▽
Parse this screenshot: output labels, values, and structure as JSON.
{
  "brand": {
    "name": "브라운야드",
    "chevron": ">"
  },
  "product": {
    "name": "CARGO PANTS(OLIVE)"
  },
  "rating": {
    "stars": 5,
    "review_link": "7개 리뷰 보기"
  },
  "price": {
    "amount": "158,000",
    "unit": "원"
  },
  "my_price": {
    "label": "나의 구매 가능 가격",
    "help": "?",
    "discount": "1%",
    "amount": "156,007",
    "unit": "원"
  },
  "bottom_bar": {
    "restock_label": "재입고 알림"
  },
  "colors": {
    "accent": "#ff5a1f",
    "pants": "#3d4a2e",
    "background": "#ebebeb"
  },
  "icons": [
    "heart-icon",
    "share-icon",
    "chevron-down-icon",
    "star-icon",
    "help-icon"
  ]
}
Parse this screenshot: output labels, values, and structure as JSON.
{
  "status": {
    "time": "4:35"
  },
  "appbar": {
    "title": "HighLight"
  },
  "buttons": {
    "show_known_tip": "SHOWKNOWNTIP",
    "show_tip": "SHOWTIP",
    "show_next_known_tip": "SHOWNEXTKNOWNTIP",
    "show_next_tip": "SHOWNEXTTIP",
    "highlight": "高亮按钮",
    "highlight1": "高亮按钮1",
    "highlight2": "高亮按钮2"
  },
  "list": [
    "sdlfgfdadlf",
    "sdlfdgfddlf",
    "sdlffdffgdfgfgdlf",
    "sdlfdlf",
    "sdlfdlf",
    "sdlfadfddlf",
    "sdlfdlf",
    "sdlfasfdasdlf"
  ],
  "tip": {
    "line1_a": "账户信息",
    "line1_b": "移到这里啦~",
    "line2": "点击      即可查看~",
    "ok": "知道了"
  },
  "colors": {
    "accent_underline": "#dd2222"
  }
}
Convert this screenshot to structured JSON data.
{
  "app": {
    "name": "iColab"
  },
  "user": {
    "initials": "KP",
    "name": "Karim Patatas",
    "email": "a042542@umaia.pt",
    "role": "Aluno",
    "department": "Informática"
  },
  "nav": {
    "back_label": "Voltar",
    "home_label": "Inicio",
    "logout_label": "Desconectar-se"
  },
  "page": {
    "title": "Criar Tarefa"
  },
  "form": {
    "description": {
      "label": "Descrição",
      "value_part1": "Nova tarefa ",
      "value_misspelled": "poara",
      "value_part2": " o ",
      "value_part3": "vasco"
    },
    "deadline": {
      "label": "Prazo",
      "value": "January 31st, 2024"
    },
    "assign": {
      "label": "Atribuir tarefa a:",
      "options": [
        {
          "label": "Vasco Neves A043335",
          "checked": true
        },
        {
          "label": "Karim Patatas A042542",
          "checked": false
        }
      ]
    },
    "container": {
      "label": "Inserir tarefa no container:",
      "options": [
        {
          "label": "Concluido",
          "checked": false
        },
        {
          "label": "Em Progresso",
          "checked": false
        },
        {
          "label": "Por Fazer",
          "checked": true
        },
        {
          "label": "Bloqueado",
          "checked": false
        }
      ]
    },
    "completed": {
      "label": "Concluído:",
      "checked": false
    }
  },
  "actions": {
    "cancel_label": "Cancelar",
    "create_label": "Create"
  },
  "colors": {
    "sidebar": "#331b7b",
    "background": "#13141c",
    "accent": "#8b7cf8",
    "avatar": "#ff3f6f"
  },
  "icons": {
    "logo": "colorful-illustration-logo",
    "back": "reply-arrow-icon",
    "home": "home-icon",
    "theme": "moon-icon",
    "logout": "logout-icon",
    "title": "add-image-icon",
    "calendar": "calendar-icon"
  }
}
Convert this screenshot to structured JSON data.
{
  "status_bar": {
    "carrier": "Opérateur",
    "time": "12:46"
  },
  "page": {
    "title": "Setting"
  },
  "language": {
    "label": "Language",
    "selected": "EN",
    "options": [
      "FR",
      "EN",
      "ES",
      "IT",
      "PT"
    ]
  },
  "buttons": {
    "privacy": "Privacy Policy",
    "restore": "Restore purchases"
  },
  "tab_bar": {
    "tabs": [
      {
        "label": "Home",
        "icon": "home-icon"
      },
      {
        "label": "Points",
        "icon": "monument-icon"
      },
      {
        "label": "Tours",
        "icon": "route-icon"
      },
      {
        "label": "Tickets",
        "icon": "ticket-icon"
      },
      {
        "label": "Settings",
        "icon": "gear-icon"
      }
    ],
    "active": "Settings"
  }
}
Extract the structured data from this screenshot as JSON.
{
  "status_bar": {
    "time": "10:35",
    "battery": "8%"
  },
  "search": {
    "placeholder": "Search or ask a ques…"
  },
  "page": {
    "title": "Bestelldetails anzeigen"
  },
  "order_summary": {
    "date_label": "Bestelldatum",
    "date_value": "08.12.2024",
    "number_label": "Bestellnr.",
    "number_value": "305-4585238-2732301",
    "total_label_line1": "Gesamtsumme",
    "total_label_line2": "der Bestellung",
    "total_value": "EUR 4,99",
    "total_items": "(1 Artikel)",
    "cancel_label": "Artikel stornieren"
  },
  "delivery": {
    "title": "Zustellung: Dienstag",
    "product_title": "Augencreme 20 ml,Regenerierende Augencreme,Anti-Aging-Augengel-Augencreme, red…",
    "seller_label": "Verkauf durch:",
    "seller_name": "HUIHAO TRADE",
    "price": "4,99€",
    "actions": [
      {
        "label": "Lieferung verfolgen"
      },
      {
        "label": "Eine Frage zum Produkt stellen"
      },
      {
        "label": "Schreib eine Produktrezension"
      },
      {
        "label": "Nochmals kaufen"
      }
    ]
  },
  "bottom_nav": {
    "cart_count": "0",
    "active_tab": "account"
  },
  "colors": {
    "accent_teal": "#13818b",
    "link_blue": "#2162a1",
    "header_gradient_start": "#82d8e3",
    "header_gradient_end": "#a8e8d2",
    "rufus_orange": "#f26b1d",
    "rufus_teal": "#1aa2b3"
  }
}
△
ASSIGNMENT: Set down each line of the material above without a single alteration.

RESULT OF THIS EXERCISE:
Parse this screenshot: output labels, values, and structure as JSON.
{
  "brand": {
    "name": "브라운야드",
    "chevron": ">"
  },
  "product": {
    "name": "CARGO PANTS(OLIVE)"
  },
  "rating": {
    "stars": 5,
    "review_link": "7개 리뷰 보기"
  },
  "price": {
    "amount": "158,000",
    "unit": "원"
  },
  "my_price": {
    "label": "나의 구매 가능 가격",
    "help": "?",
    "discount": "1%",
    "amount": "156,007",
    "unit": "원"
  },
  "bottom_bar": {
    "restock_label": "재입고 알림"
  },
  "colors": {
    "accent": "#ff5a1f",
    "pants": "#3d4a2e",
    "background": "#ebebeb"
  },
  "icons": [
    "heart-icon",
    "share-icon",
    "chevron-down-icon",
    "star-icon",
    "help-icon"
  ]
}
Parse this screenshot: output labels, values, and structure as JSON.
{
  "status": {
    "time": "4:35"
  },
  "appbar": {
    "title": "HighLight"
  },
  "buttons": {
    "show_known_tip": "SHOWKNOWNTIP",
    "show_tip": "SHOWTIP",
    "show_next_known_tip": "SHOWNEXTKNOWNTIP",
    "show_next_tip": "SHOWNEXTTIP",
    "highlight": "高亮按钮",
    "highlight1": "高亮按钮1",
    "highlight2": "高亮按钮2"
  },
  "list": [
    "sdlfgfdadlf",
    "sdlfdgfddlf",
    "sdlffdffgdfgfgdlf",
    "sdlfdlf",
    "sdlfdlf",
    "sdlfadfddlf",
    "sdlfdlf",
    "sdlfasfdasdlf"
  ],
  "tip": {
    "line1_a": "账户信息",
    "line1_b": "移到这里啦~",
    "line2": "点击      即可查看~",
    "ok": "知道了"
  },
  "colors": {
    "accent_underline": "#dd2222"
  }
}
Convert this screenshot to structured JSON data.
{
  "app": {
    "name": "iColab"
  },
  "user": {
    "initials": "KP",
    "name": "Karim Patatas",
    "email": "a042542@umaia.pt",
    "role": "Aluno",
    "department": "Informática"
  },
  "nav": {
    "back_label": "Voltar",
    "home_label": "Inicio",
    "logout_label": "Desconectar-se"
  },
  "page": {
    "title": "Criar Tarefa"
  },
  "form": {
    "description": {
      "label": "Descrição",
      "value_part1": "Nova tarefa ",
      "value_misspelled": "poara",
      "value_part2": " o ",
      "value_part3": "vasco"
    },
    "deadline": {
      "label": "Prazo",
      "value": "January 31st, 2024"
    },
    "assign": {
      "label": "Atribuir tarefa a:",
      "options": [
        {
          "label": "Vasco Neves A043335",
          "checked": true
        },
        {
          "label": "Karim Patatas A042542",
          "checked": false
        }
      ]
    },
    "container": {
      "label": "Inserir tarefa no container:",
      "options": [
        {
          "label": "Concluido",
          "checked": false
        },
        {
          "label": "Em Progresso",
          "checked": false
        },
        {
          "label": "Por Fazer",
          "checked": true
        },
        {
          "label": "Bloqueado",
          "checked": false
        }
      ]
    },
    "completed": {
      "label": "Concluído:",
      "checked": false
    }
  },
  "actions": {
    "cancel_label": "Cancelar",
    "create_label": "Create"
  },
  "colors": {
    "sidebar": "#331b7b",
    "background": "#13141c",
    "accent": "#8b7cf8",
    "avatar": "#ff3f6f"
  },
  "icons": {
    "logo": "colorful-illustration-logo",
    "back": "reply-arrow-icon",
    "home": "home-icon",
    "theme": "moon-icon",
    "logout": "logout-icon",
    "title": "add-image-icon",
    "calendar": "calendar-icon"
  }
}
Convert this screenshot to structured JSON data.
{
  "status_bar": {
    "carrier": "Opérateur",
    "time": "12:46"
  },
  "page": {
    "title": "Setting"
  },
  "language": {
    "label": "Language",
    "selected": "EN",
    "options": [
      "FR",
      "EN",
      "ES",
      "IT",
      "PT"
    ]
  },
  "buttons": {
    "privacy": "Privacy Policy",
    "restore": "Restore purchases"
  },
  "tab_bar": {
    "tabs": [
      {
        "label": "Home",
        "icon": "home-icon"
      },
      {
        "label": "Points",
        "icon": "monument-icon"
      },
      {
        "label": "Tours",
        "icon": "route-icon"
      },
      {
        "label": "Tickets",
        "icon": "ticket-icon"
      },
      {
        "label": "Settings",
        "icon": "gear-icon"
      }
    ],
    "active": "Settings"
  }
}
Extract the structured data from this screenshot as JSON.
{
  "status_bar": {
    "time": "10:35",
    "battery": "8%"
  },
  "search": {
    "placeholder": "Search or ask a ques…"
  },
  "page": {
    "title": "Bestelldetails anzeigen"
  },
  "order_summary": {
    "date_label": "Bestelldatum",
    "date_value": "08.12.2024",
    "number_label": "Bestellnr.",
    "number_value": "305-4585238-2732301",
    "total_label_line1": "Gesamtsumme",
    "total_label_line2": "der Bestellung",
    "total_value": "EUR 4,99",
    "total_items": "(1 Artikel)",
    "cancel_label": "Artikel stornieren"
  },
  "delivery": {
    "title": "Zustellung: Dienstag",
    "product_title": "Augencreme 20 ml,Regenerierende Augencreme,Anti-Aging-Augengel-Augencreme, red…",
    "seller_label": "Verkauf durch:",
    "seller_name": "HUIHAO TRADE",
    "price": "4,99€",
    "actions": [
      {
        "label": "Lieferung verfolgen"
      },
      {
        "label": "Eine Frage zum Produkt stellen"
      },
      {
        "label": "Schreib eine Produktrezension"
      },
      {
        "label": "Nochmals kaufen"
      }
    ]
  },
  "bottom_nav": {
    "cart_count": "0",
    "active_tab": "account"
  },
  "colors": {
    "accent_teal": "#13818b",
    "link_blue": "#2162a1",
    "header_gradient_start": "#82d8e3",
    "header_gradient_end": "#a8e8d2",
    "rufus_orange": "#f26b1d",
    "rufus_teal": "#1aa2b3"
  }
}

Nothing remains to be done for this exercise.